• Task requirements
Every line below that mentions the word "Parties" should be copied out.
*** Data to use Section Begins ***
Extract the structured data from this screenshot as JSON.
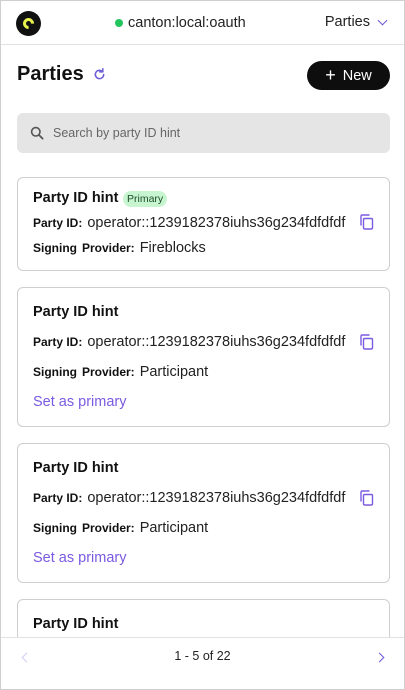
{
  "header": {
    "network_label": "canton:local:oauth",
    "network_status_color": "#22c55e",
    "nav_selected": "Parties"
  },
  "page": {
    "title": "Parties",
    "new_button_label": "New",
    "new_button_icon": "plus-icon",
    "refresh_icon": "refresh-icon"
  },
  "search": {
    "placeholder": "Search by party ID hint"
  },
  "labels": {
    "party_id": "Party ID:",
    "signing": "Signing",
    "provider": "Provider:",
    "set_primary": "Set as primary"
  },
  "cards": [
    {
      "title": "Party ID hint",
      "badge": "Primary",
      "party_id": "operator::1239182378iuhs36g234fdfdfdf",
      "signing_provider": "Fireblocks"
    },
    {
      "title": "Party ID hint",
      "party_id": "operator::1239182378iuhs36g234fdfdfdf",
      "signing_provider": "Participant"
    },
    {
      "title": "Party ID hint",
      "party_id": "operator::1239182378iuhs36g234fdfdfdf",
      "signing_provider": "Participant"
    },
    {
      "title": "Party ID hint"
    }
  ],
  "pagination": {
    "text": "1 - 5 of 22"
  },
  "colors": {
    "accent": "#7a5ae0",
    "primary_badge_bg": "#c7f5cf",
    "button_bg": "#0e0e0e",
    "logo_yellow": "#e9f24c"
  }
}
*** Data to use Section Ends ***
• Solution to the problem
    "nav_selected": "Parties"
    "title": "Parties",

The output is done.